unsupported characterizations, and legal conclusions are not
well-pleaded allegations and are insufficient to defeat a motion
to dismiss. Citibank, N.A. v. Itochu Int'l, Inc., No. 01 Civ.
6007, 2003 WL 1797847, *1 (S.D.N.Y. Apr. 4, 2003) (discussing
standard for a Rule 12(b)(6) motion). III. Analysis
Count II purports to allege a state law claim that Defendants,
in their individual capacities, tortiously interfered with
Plaintiff's employment relationship with the University of
Illinois. Defendants argue in their motion to dismiss that
Plaintiff's amended Count II is barred by sovereign immunity. As
a result, jurisdiction over Count II lies exclusively in the
Illinois Court of Claims and this Court lacks jurisdiction to
consider the claim. See Turner v. Miller, 301 F.3d 599, 602
(7th Cir. 2002).
In her response, Plaintiff appears to confuse the
jurisdictional question sovereign immunity presents with the
merits of her claim. She recites the elements of a claim of
tortious interference with business expectancy and then discusses
the existence of privilege in terms of privileges that operate as
affirmative defenses. However, the Court first has an obligation

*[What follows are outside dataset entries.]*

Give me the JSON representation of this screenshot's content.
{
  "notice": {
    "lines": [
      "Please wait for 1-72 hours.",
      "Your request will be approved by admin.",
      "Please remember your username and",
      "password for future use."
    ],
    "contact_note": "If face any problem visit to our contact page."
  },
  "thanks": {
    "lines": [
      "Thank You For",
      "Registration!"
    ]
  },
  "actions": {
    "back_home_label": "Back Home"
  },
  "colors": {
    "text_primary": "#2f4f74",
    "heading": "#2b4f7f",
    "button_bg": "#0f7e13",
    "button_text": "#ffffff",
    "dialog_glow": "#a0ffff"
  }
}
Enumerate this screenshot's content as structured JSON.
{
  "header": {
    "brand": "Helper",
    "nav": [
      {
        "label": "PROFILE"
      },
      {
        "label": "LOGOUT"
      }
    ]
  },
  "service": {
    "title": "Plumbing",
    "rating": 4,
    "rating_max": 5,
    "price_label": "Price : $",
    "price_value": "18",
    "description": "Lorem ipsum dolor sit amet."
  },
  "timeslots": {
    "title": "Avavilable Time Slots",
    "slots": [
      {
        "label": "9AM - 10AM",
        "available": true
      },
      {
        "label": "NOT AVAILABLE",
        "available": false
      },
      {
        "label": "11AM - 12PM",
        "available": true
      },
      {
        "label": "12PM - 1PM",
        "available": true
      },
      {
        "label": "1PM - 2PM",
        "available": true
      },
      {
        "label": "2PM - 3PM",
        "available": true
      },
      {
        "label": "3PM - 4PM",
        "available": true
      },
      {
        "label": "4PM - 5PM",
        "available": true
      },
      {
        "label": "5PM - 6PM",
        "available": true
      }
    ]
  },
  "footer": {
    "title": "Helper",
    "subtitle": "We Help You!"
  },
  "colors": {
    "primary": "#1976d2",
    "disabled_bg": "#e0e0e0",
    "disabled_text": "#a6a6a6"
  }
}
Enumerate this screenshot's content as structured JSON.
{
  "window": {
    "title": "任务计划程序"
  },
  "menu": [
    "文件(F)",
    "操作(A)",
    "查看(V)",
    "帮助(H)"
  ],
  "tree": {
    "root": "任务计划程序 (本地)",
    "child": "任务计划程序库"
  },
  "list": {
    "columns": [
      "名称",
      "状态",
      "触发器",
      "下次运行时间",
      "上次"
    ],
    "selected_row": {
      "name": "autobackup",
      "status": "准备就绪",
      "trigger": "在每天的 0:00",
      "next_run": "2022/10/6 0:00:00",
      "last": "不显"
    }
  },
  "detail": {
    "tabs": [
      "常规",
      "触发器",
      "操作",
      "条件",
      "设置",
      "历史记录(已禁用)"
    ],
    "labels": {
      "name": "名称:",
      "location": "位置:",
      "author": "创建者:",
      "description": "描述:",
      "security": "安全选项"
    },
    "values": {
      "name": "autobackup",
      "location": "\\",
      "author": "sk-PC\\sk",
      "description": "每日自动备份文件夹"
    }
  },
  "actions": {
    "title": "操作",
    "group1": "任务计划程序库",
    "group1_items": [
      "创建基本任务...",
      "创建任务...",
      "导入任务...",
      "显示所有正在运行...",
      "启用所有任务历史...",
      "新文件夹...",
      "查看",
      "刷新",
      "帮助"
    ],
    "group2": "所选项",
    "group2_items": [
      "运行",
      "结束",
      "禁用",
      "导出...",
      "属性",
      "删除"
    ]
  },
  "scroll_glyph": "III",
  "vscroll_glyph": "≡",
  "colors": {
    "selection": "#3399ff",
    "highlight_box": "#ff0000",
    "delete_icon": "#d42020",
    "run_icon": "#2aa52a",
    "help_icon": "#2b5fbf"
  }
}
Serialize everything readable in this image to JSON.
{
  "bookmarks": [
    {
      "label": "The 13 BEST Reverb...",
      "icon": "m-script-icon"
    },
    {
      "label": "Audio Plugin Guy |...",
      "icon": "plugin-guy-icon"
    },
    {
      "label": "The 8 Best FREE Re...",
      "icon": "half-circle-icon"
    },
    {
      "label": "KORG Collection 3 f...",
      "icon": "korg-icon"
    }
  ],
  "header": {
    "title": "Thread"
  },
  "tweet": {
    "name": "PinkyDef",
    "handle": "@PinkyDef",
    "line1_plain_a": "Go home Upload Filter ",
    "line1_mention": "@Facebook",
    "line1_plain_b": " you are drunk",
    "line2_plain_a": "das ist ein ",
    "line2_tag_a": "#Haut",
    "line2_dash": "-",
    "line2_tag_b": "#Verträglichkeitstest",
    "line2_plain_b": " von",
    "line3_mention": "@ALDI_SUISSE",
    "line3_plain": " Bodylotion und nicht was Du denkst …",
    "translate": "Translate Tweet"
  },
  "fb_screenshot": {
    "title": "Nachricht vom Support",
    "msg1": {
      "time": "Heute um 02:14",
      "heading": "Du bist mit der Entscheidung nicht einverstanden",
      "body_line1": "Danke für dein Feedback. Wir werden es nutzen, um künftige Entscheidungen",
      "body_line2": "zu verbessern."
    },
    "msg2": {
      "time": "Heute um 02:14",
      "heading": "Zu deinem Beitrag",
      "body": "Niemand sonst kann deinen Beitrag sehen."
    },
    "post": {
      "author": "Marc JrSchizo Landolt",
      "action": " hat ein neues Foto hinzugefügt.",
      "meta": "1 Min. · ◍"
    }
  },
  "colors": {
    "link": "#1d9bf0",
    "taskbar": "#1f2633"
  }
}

to determine whether it has jurisdiction over the claim before it
can consider the merits of the claim or any applicable
affirmative defenses. At this point, we cannot decide whether
Plaintiff does or does not have a claim. We can only determine
only whether this Court is the appropriate forum for bringing her
claim. See Welch v. Ill. Supreme Court, 751 N.E.2d 1187, 1196
Moreover, Plaintiff's reliance on Storey v. Sylvester is
misplaced, because in that case, the plaintiff alleged that the
defendants had violated the plaintiff's constitutional rights.
See Storey v. Sylvester, 2005-CV-4011-JPG, 2005 WL 1958399
(S.D. Ill. Aug. 12, 2005). There is no question that sovereign
immunity does not protect a State employee who acted "in
violation of statutory or constitutional law or in excess of his
authority." Healy v. Vaupel, 549 N.E.2d 1240, 1247
(Ill.App.Ct. 1990). Similarly, in Ulrich v. Bosmann, the plaintiff
alleged that defendants, who were university administrators, had
violated university policy and/or state law and had acted outside
the scope of their authority. Ulrich v. Bosmann,
664 N.E.2d 119, 123-24 (Ill.App.Ct. 1996).
The Court has discussed the issue of sovereign immunity at
length in its previous orders and will not repeat that analysis.
Claims of tortious interference with contract made against a state employee generally fall within the jurisdiction of the
Illinois Court of Claims. See, e.g., Feldman v. Ho,
171 F.3d 494, 498 (7th Cir. 1999); Fenje v. Feld, 301 F. Supp. 2d 781,
808 (N.D. Ill. 2003); Welch, 751 N.E.2d at 1194; Wozniak v.
Conry, 679 N.E.2d 1255, 1257-59 (Ill.App.Ct. 1997). In Fenje
v. Feld, the plaintiff alleged that the defendant's actions were
based on ill will, an illegitimate animus, personal reasons,
retribution or spite, and/or were an effort to unlawfully punish
the plaintiff, and they were unjustified, illegal, and were
intended to harm and damage the Plaintiff without right or
justifiable cause. Fenje, 301 F. Supp 2d at 808. Nevertheless,
the district court held that sovereign immunity attached.
In her amended complaint, Plaintiff alleged that Defendants
interfered with the execution of her agreement "by denying the
Plaintiff the process to which she had been entitled pursuant
thereto in refusing to permit the process to be implemented,
acting in a disparate and arbitrary fashion and for reasons
wholly unrelated to their responsibilities or in furtherance
their employer's responsibilities." (#22, ¶ 18.) Those ...